[YOUR OBJECTIVE] In the lines below, count those containing the word "total" and give the number alone.

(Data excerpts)

══════════════════════════════

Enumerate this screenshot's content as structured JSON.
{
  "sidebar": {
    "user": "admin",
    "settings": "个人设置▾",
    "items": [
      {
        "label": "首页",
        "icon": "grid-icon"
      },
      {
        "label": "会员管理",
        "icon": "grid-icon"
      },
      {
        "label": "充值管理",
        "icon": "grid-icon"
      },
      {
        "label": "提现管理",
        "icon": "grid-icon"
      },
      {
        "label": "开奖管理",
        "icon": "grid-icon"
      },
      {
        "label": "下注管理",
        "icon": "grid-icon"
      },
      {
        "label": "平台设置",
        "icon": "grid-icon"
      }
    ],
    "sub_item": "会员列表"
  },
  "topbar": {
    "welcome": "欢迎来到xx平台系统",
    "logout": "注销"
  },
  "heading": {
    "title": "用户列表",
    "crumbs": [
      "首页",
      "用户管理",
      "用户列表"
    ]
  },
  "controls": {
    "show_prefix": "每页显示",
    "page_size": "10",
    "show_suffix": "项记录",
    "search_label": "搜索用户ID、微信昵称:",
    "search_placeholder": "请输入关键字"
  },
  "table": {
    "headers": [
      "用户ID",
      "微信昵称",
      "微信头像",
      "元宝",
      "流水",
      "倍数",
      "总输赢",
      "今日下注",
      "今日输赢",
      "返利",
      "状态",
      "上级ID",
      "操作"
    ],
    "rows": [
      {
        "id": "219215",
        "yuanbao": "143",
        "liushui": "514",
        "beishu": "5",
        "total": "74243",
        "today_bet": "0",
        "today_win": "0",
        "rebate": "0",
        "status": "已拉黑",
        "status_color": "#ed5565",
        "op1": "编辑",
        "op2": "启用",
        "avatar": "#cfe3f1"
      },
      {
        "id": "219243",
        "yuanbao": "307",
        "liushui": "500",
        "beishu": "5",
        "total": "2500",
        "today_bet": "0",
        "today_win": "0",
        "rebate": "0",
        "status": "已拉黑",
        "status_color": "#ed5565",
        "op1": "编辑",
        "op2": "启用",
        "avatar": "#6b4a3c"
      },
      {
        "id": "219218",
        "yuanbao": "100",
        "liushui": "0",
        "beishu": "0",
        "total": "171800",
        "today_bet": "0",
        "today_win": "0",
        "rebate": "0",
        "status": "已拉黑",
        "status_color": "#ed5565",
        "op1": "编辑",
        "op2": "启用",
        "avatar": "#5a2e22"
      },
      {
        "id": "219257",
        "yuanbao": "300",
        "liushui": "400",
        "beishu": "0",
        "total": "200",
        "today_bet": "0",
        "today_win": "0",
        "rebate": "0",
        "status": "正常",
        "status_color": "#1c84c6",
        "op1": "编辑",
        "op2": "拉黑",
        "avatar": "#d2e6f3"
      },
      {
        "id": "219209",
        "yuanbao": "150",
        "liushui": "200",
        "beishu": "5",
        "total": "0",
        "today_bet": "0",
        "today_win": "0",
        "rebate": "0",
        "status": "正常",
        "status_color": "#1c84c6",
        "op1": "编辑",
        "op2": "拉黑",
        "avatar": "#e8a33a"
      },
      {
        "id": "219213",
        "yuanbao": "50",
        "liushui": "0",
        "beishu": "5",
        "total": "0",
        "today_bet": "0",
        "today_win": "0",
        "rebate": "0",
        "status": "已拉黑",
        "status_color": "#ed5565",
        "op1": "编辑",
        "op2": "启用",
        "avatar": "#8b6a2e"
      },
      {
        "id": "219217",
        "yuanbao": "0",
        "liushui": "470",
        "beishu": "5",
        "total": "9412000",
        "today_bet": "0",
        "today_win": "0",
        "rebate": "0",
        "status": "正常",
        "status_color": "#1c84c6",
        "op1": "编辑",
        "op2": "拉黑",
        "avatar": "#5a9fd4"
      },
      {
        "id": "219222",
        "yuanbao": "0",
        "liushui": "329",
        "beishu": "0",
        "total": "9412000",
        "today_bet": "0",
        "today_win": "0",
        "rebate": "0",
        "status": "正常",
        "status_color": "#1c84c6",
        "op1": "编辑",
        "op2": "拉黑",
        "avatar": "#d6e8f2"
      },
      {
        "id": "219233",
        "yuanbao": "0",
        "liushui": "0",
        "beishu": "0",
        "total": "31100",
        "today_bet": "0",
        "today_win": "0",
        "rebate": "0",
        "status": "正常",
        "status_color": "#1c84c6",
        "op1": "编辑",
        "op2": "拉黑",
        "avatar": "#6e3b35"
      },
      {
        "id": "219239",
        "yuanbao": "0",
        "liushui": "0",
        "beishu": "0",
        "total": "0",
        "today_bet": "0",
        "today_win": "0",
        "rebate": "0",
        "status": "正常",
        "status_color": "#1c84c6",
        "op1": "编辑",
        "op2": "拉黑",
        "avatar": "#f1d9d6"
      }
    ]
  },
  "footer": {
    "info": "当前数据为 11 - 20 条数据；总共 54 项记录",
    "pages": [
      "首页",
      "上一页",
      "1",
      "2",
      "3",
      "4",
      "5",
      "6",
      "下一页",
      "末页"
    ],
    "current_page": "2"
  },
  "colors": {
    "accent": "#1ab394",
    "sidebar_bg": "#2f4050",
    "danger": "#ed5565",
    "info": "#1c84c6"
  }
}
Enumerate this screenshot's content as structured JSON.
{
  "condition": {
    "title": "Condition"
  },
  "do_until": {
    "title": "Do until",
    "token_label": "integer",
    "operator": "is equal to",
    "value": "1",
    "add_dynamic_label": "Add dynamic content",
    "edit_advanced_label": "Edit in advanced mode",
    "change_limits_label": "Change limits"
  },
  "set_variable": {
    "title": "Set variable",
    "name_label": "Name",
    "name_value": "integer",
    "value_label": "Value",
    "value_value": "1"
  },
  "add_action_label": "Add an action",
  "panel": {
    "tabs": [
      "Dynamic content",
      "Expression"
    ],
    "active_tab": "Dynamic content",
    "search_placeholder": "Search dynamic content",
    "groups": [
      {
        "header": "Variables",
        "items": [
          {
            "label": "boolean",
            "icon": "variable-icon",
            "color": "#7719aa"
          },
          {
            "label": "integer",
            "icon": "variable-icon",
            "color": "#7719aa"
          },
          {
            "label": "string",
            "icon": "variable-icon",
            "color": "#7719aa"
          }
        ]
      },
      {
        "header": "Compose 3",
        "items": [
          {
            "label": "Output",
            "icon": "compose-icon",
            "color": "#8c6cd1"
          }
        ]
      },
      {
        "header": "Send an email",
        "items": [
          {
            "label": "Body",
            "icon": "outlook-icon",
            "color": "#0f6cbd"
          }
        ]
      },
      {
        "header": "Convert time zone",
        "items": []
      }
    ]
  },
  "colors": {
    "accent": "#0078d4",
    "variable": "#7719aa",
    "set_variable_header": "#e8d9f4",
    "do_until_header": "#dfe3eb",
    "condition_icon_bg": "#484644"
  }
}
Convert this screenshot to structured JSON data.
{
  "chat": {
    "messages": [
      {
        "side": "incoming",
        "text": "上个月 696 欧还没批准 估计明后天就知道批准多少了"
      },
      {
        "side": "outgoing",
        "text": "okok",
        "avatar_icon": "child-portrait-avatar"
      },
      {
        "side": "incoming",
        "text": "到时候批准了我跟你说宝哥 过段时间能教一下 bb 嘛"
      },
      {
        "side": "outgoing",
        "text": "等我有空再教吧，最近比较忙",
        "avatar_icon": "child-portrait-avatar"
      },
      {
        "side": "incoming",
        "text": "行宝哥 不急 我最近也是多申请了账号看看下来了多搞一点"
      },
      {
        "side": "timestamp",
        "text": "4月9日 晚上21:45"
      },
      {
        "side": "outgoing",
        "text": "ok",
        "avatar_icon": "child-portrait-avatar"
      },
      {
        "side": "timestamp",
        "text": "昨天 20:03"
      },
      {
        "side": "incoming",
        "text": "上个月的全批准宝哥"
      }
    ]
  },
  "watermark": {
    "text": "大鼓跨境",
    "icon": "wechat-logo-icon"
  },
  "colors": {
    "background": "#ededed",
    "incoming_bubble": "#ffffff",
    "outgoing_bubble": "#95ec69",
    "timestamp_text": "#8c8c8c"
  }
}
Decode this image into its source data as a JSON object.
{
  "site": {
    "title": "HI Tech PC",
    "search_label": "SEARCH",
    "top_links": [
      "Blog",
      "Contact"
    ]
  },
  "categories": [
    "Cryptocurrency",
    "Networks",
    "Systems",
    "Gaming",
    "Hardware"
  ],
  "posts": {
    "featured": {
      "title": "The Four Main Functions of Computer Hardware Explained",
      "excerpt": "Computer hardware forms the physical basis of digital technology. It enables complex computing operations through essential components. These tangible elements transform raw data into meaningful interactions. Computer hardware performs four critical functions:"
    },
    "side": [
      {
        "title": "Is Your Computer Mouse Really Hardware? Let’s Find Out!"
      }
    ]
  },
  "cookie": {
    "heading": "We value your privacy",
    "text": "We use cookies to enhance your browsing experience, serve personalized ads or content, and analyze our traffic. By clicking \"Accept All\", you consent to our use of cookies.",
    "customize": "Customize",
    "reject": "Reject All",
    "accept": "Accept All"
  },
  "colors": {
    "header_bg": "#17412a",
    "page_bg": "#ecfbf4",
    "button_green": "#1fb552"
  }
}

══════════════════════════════

[RESULT] 10